*What the exercise asks:* What is needed is a verbatim copy of all the records.

*Task input:*
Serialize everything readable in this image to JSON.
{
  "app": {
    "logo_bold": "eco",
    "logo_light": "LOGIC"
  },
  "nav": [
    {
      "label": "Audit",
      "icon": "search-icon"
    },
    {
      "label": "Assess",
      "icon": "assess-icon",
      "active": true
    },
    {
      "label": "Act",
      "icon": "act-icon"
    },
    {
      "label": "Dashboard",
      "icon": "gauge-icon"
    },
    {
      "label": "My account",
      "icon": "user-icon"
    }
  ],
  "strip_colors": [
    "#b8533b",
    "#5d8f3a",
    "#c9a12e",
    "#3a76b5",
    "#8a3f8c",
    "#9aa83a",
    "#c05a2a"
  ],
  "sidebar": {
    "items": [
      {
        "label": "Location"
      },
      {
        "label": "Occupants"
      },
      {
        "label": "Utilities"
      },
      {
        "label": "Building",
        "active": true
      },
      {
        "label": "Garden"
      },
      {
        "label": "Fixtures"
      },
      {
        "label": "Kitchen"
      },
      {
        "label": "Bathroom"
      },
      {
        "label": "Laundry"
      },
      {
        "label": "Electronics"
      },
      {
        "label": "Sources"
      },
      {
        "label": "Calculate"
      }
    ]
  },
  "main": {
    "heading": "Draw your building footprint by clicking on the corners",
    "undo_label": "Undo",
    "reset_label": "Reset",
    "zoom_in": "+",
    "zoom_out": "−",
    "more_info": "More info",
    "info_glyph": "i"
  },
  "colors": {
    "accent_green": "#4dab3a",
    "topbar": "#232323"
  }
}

*Exercise result:*
Serialize everything readable in this image to JSON.
{
  "app": {
    "logo_bold": "eco",
    "logo_light": "LOGIC"
  },
  "nav": [
    {
      "label": "Audit",
      "icon": "search-icon"
    },
    {
      "label": "Assess",
      "icon": "assess-icon",
      "active": true
    },
    {
      "label": "Act",
      "icon": "act-icon"
    },
    {
      "label": "Dashboard",
      "icon": "gauge-icon"
    },
    {
      "label": "My account",
      "icon": "user-icon"
    }
  ],
  "strip_colors": [
    "#b8533b",
    "#5d8f3a",
    "#c9a12e",
    "#3a76b5",
    "#8a3f8c",
    "#9aa83a",
    "#c05a2a"
  ],
  "sidebar": {
    "items": [
      {
        "label": "Location"
      },
      {
        "label": "Occupants"
      },
      {
        "label": "Utilities"
      },
      {
        "label": "Building",
        "active": true
      },
      {
        "label": "Garden"
      },
      {
        "label": "Fixtures"
      },
      {
        "label": "Kitchen"
      },
      {
        "label": "Bathroom"
      },
      {
        "label": "Laundry"
      },
      {
        "label": "Electronics"
      },
      {
        "label": "Sources"
      },
      {
        "label": "Calculate"
      }
    ]
  },
  "main": {
    "heading": "Draw your building footprint by clicking on the corners",
    "undo_label": "Undo",
    "reset_label": "Reset",
    "zoom_in": "+",
    "zoom_out": "−",
    "more_info": "More info",
    "info_glyph": "i"
  },
  "colors": {
    "accent_green": "#4dab3a",
    "topbar": "#232323"
  }
}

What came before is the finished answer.